Data extract: Begin

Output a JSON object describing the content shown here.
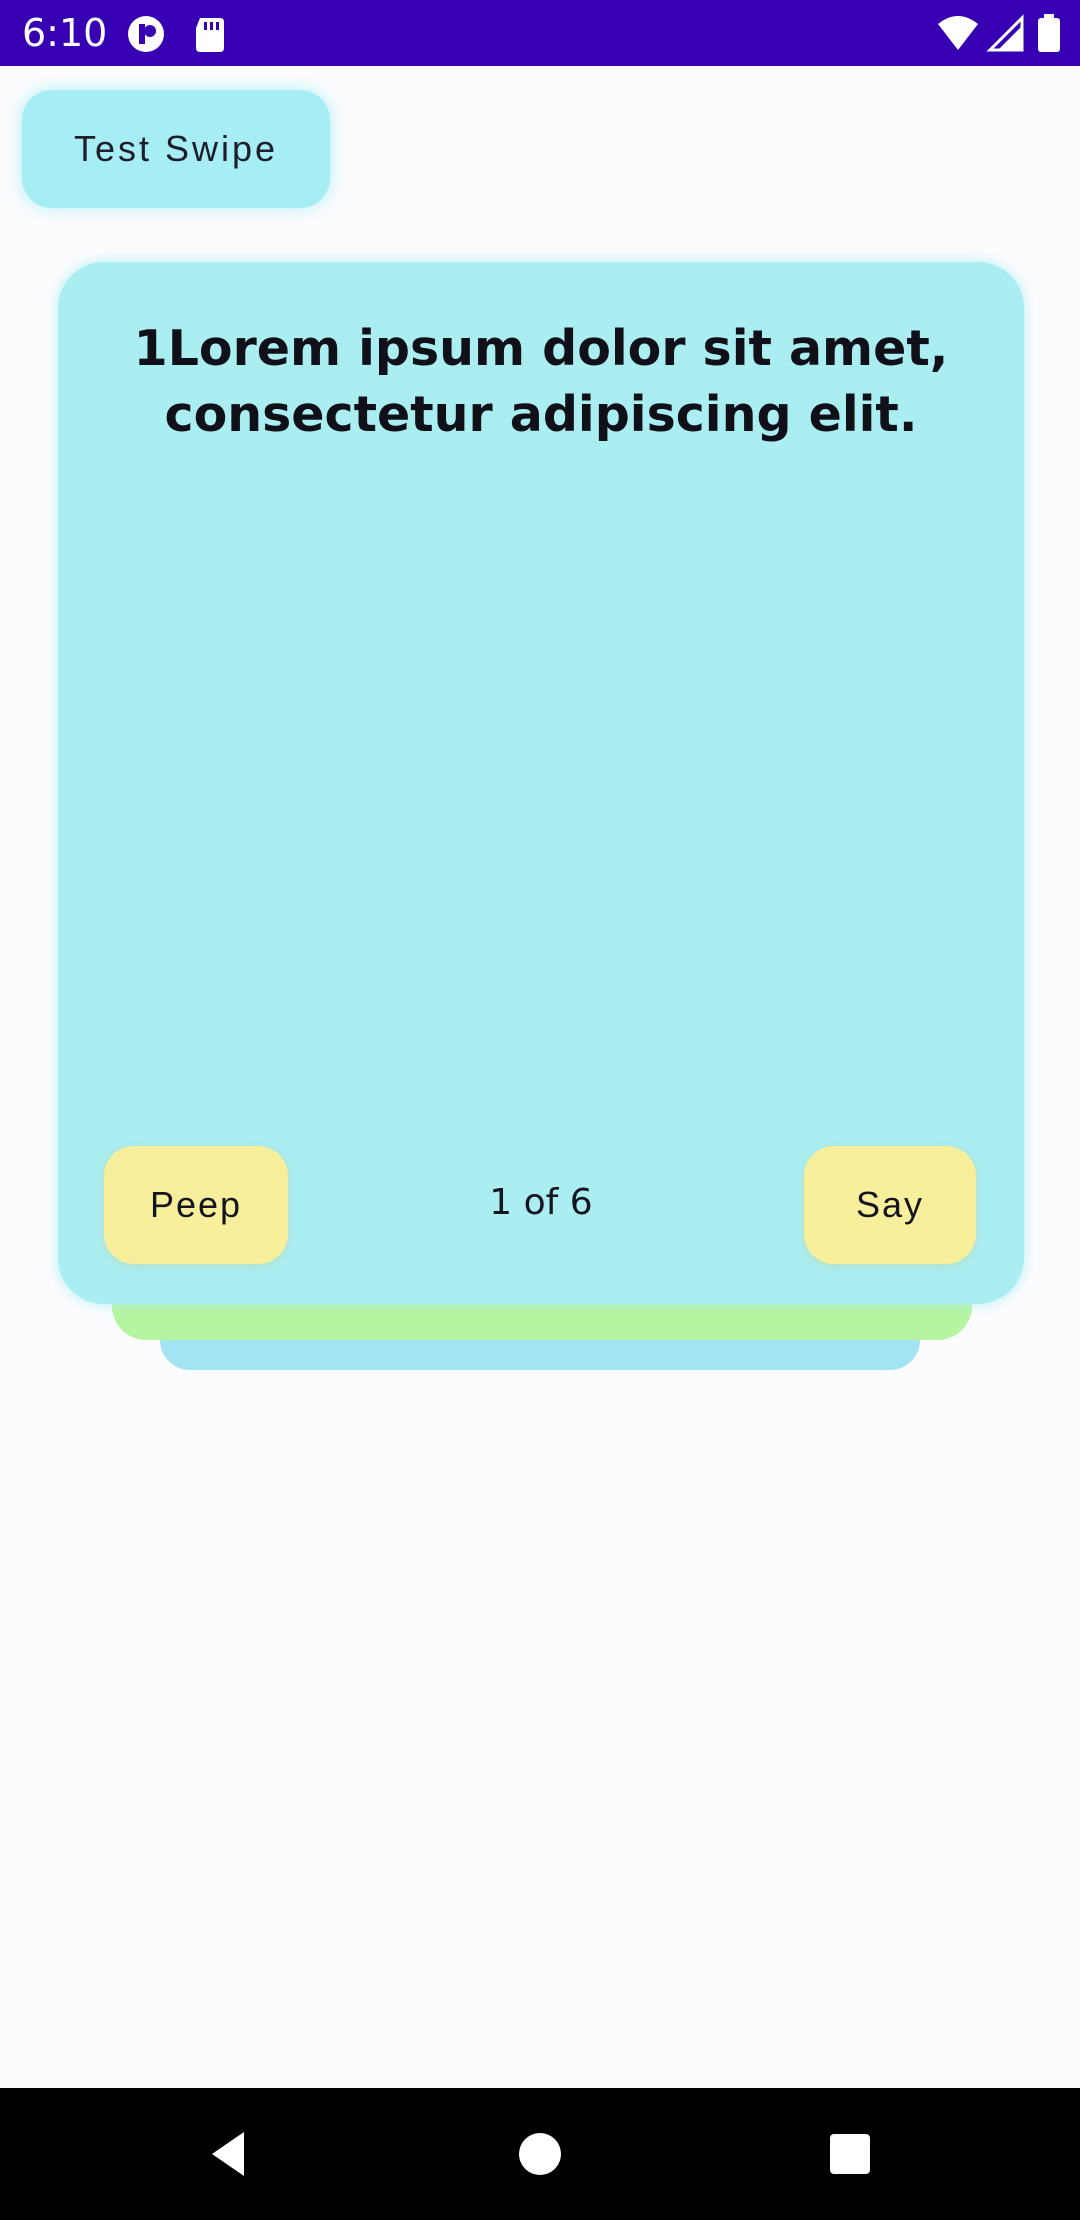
{
  "status_bar": {
    "time": "6:10",
    "icons": [
      "notification-app-icon",
      "sd-card-icon",
      "wifi-icon",
      "signal-icon",
      "battery-icon"
    ],
    "background": "#3700b3"
  },
  "toolbar": {
    "test_swipe_label": "Test Swipe"
  },
  "card": {
    "text": "1Lorem ipsum dolor sit amet, consectetur adipiscing elit.",
    "peep_label": "Peep",
    "say_label": "Say",
    "counter": "1 of 6",
    "colors": {
      "card": "#abeef2",
      "button": "#f7ef9c",
      "back_card_1": "#b6f4a0",
      "back_card_2": "#a2e3f4"
    }
  },
  "nav_bar": {
    "icons": [
      "back-icon",
      "home-icon",
      "recents-icon"
    ]
  }
}
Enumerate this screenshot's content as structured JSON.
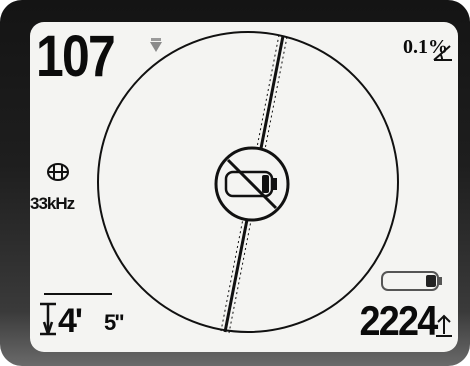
{
  "display": {
    "signal_strength": "107",
    "gain": "0.1%",
    "frequency": "33kHz",
    "depth_feet": "4'",
    "depth_inches": "5\"",
    "current": "2224"
  },
  "icons": {
    "signal_indicator": "down-triangle-icon",
    "gain_icon": "slope-angle-icon",
    "frequency_icon": "antenna-globe-icon",
    "depth_icon": "depth-bracket-icon",
    "current_icon": "current-arrow-icon",
    "center_status": "no-battery-icon",
    "battery": "battery-icon"
  },
  "colors": {
    "bezel": "#1a1a1a",
    "screen": "#f4f4f2",
    "ink": "#0b0b0b"
  }
}
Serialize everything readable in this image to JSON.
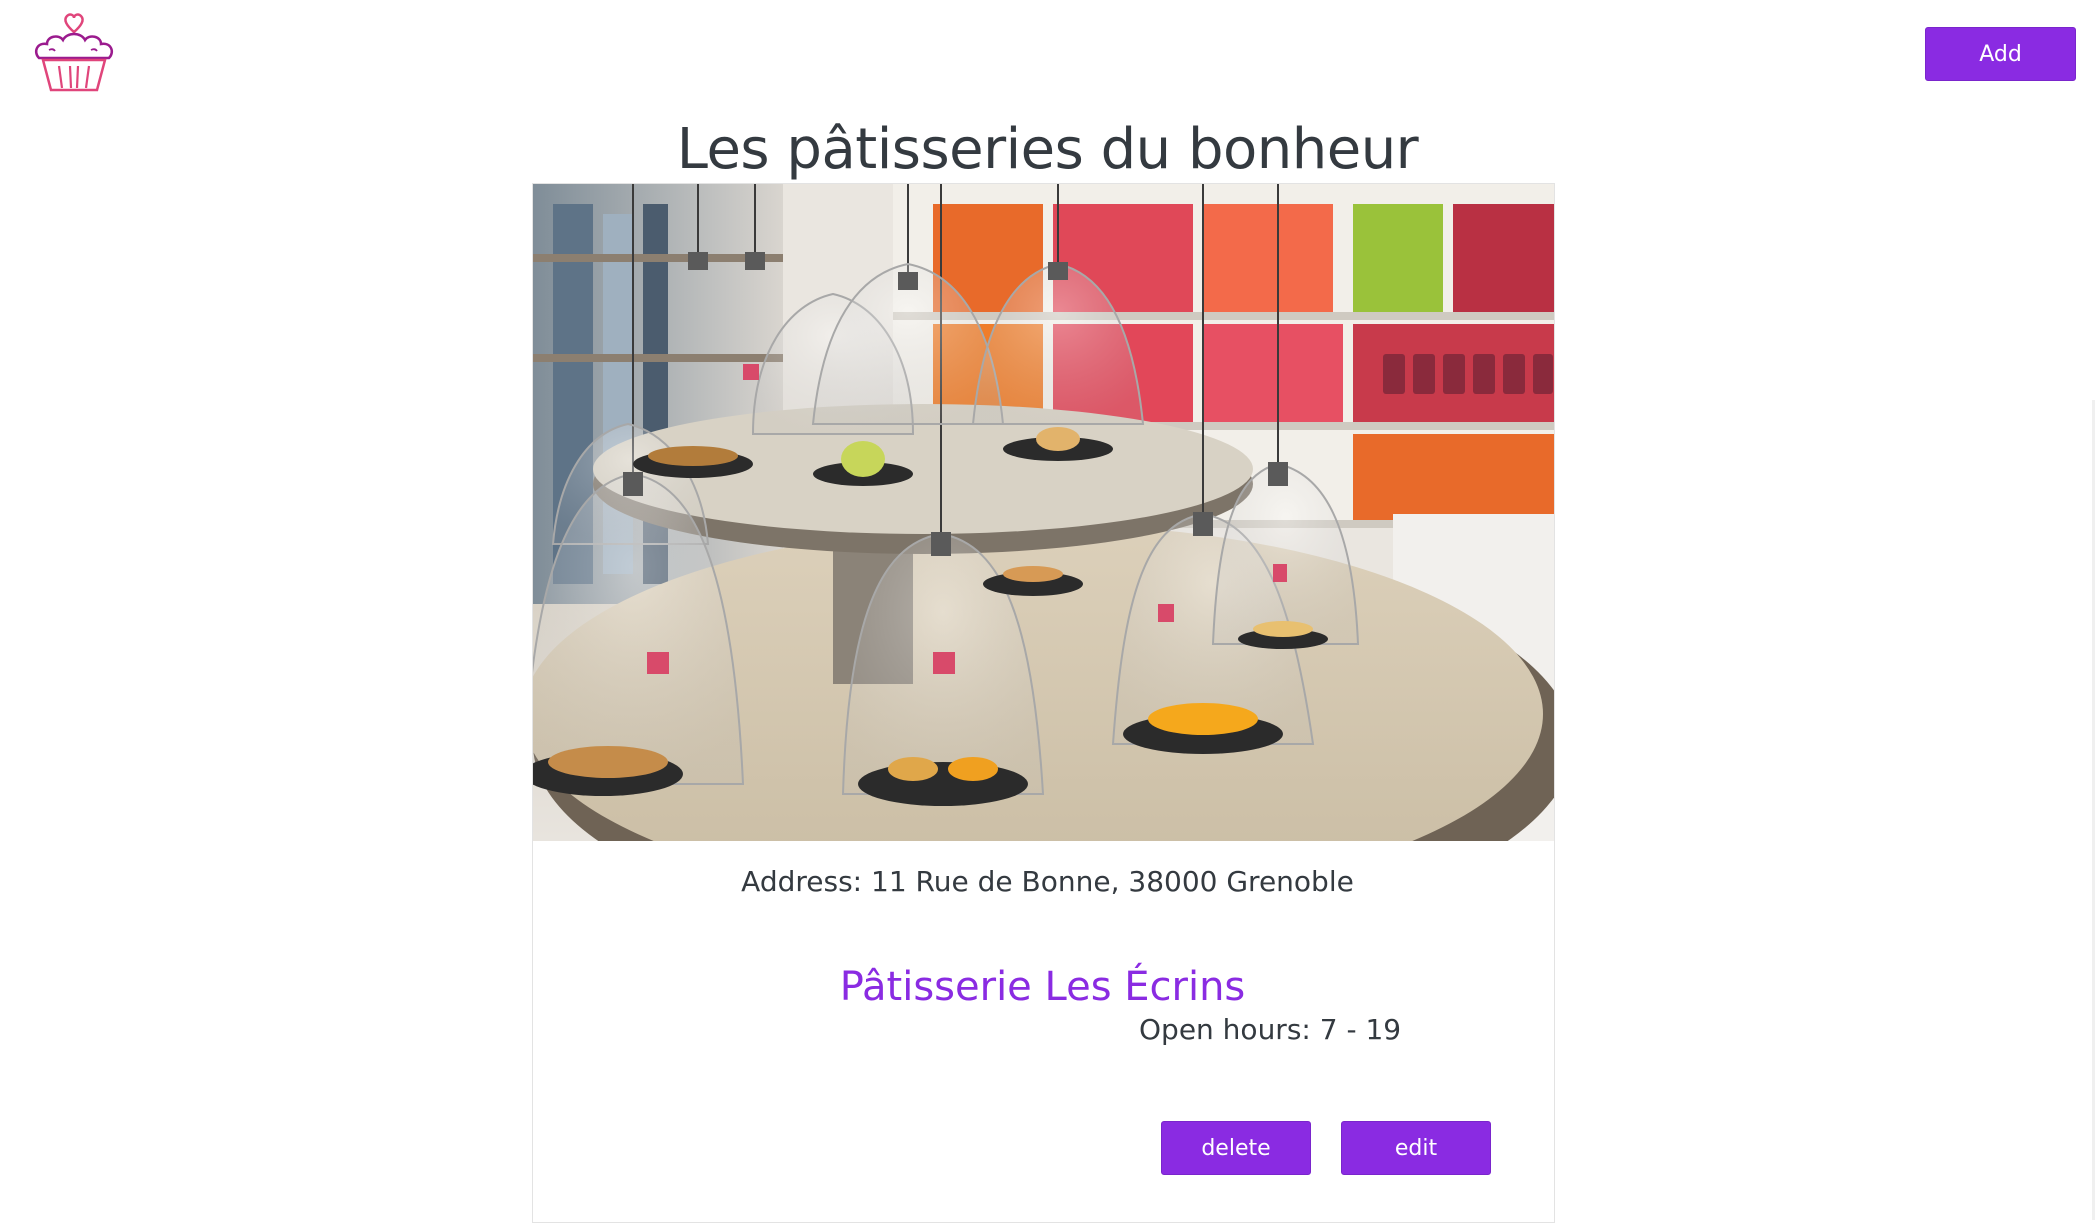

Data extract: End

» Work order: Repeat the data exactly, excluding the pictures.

» Exercise result:
Output a JSON object describing the content shown here.
{
  "status_bar": {
    "time": "6:10",
    "icons": [
      "notification-app-icon",
      "sd-card-icon",
      "wifi-icon",
      "signal-icon",
      "battery-icon"
    ],
    "background": "#3700b3"
  },
  "toolbar": {
    "test_swipe_label": "Test Swipe"
  },
  "card": {
    "text": "1Lorem ipsum dolor sit amet, consectetur adipiscing elit.",
    "peep_label": "Peep",
    "say_label": "Say",
    "counter": "1 of 6",
    "colors": {
      "card": "#abeef2",
      "button": "#f7ef9c",
      "back_card_1": "#b6f4a0",
      "back_card_2": "#a2e3f4"
    }
  },
  "nav_bar": {
    "icons": [
      "back-icon",
      "home-icon",
      "recents-icon"
    ]
  }
}
Enumerate this screenshot's content as structured JSON.
{
  "display": {
    "signal_strength": "107",
    "gain": "0.1%",
    "frequency": "33kHz",
    "depth_feet": "4'",
    "depth_inches": "5\"",
    "current": "2224"
  },
  "icons": {
    "signal_indicator": "down-triangle-icon",
    "gain_icon": "slope-angle-icon",
    "frequency_icon": "antenna-globe-icon",
    "depth_icon": "depth-bracket-icon",
    "current_icon": "current-arrow-icon",
    "center_status": "no-battery-icon",
    "battery": "battery-icon"
  },
  "colors": {
    "bezel": "#1a1a1a",
    "screen": "#f4f4f2",
    "ink": "#0b0b0b"
  }
}
Serialize everything readable in this image to JSON.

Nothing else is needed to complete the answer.